**AIM OF THE TASK**
Give back every line of the data exactly. Pictures are not part of the copy.

Stored dataset items:
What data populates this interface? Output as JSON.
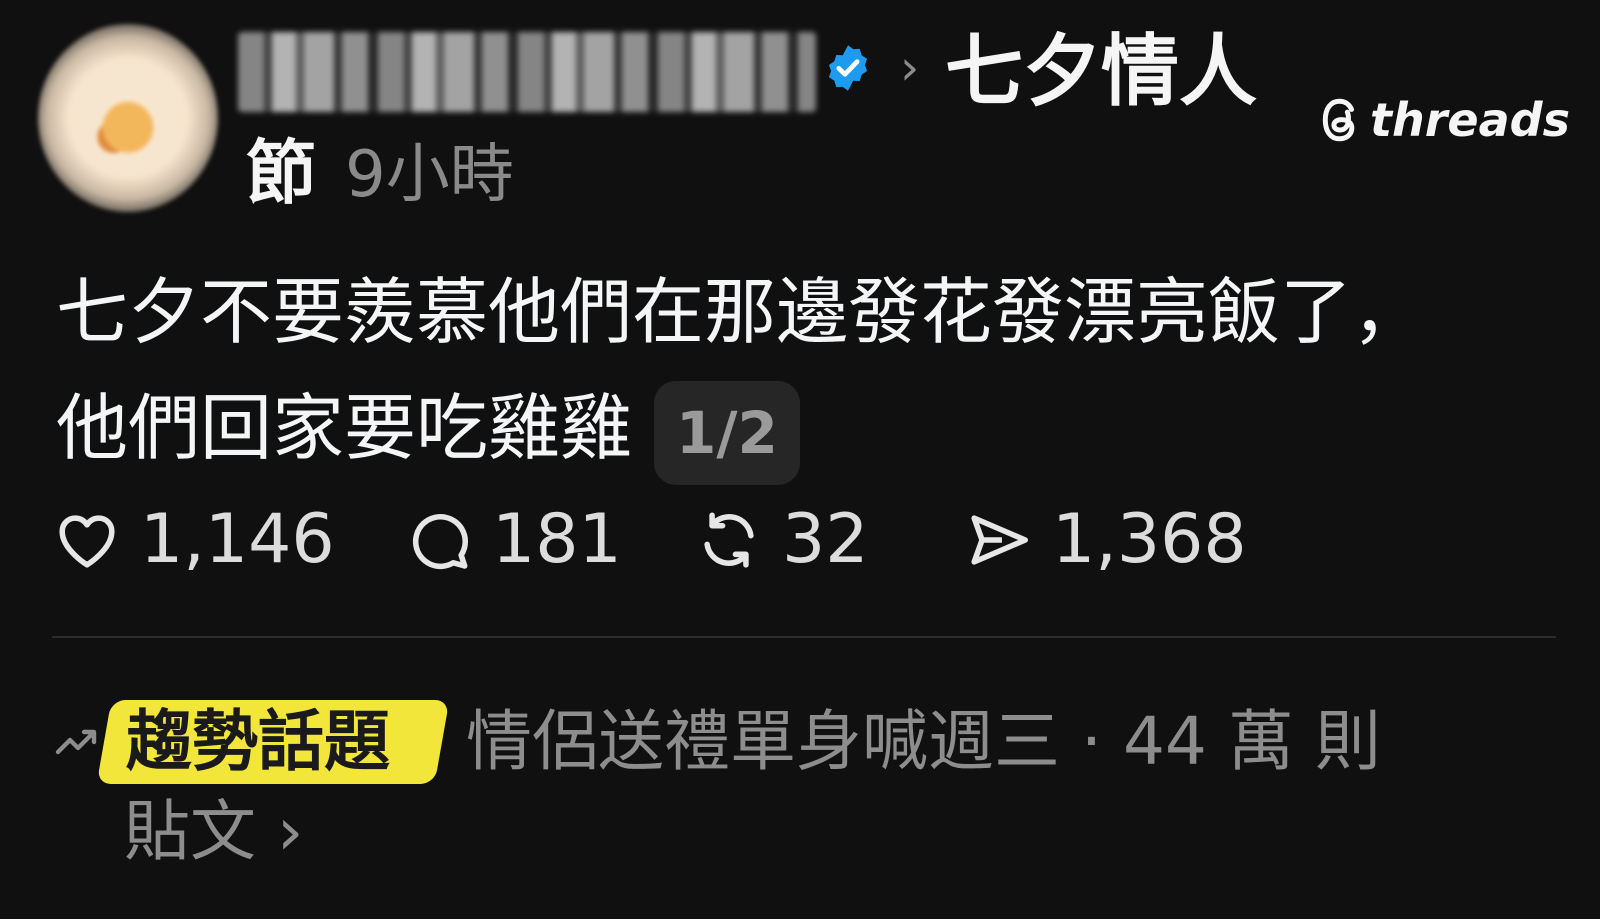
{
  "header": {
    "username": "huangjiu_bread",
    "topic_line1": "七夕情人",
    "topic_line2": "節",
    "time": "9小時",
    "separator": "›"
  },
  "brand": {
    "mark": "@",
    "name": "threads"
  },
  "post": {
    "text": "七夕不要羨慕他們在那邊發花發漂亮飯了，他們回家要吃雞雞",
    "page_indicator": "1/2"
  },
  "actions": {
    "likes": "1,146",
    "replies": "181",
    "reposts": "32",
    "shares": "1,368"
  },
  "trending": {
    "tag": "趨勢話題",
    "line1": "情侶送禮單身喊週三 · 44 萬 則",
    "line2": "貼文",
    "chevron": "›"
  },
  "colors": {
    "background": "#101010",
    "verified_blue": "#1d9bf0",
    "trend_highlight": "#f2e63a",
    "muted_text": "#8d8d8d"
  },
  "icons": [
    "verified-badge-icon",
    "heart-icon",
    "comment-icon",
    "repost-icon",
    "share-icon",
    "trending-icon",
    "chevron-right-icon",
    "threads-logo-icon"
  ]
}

**SOLUTION FOR THIS TASK**
What data populates this interface? Output as JSON.
{
  "header": {
    "username": "huangjiu_bread",
    "topic_line1": "七夕情人",
    "topic_line2": "節",
    "time": "9小時",
    "separator": "›"
  },
  "brand": {
    "mark": "@",
    "name": "threads"
  },
  "post": {
    "text": "七夕不要羨慕他們在那邊發花發漂亮飯了，他們回家要吃雞雞",
    "page_indicator": "1/2"
  },
  "actions": {
    "likes": "1,146",
    "replies": "181",
    "reposts": "32",
    "shares": "1,368"
  },
  "trending": {
    "tag": "趨勢話題",
    "line1": "情侶送禮單身喊週三 · 44 萬 則",
    "line2": "貼文",
    "chevron": "›"
  },
  "colors": {
    "background": "#101010",
    "verified_blue": "#1d9bf0",
    "trend_highlight": "#f2e63a",
    "muted_text": "#8d8d8d"
  },
  "icons": [
    "verified-badge-icon",
    "heart-icon",
    "comment-icon",
    "repost-icon",
    "share-icon",
    "trending-icon",
    "chevron-right-icon",
    "threads-logo-icon"
  ]
}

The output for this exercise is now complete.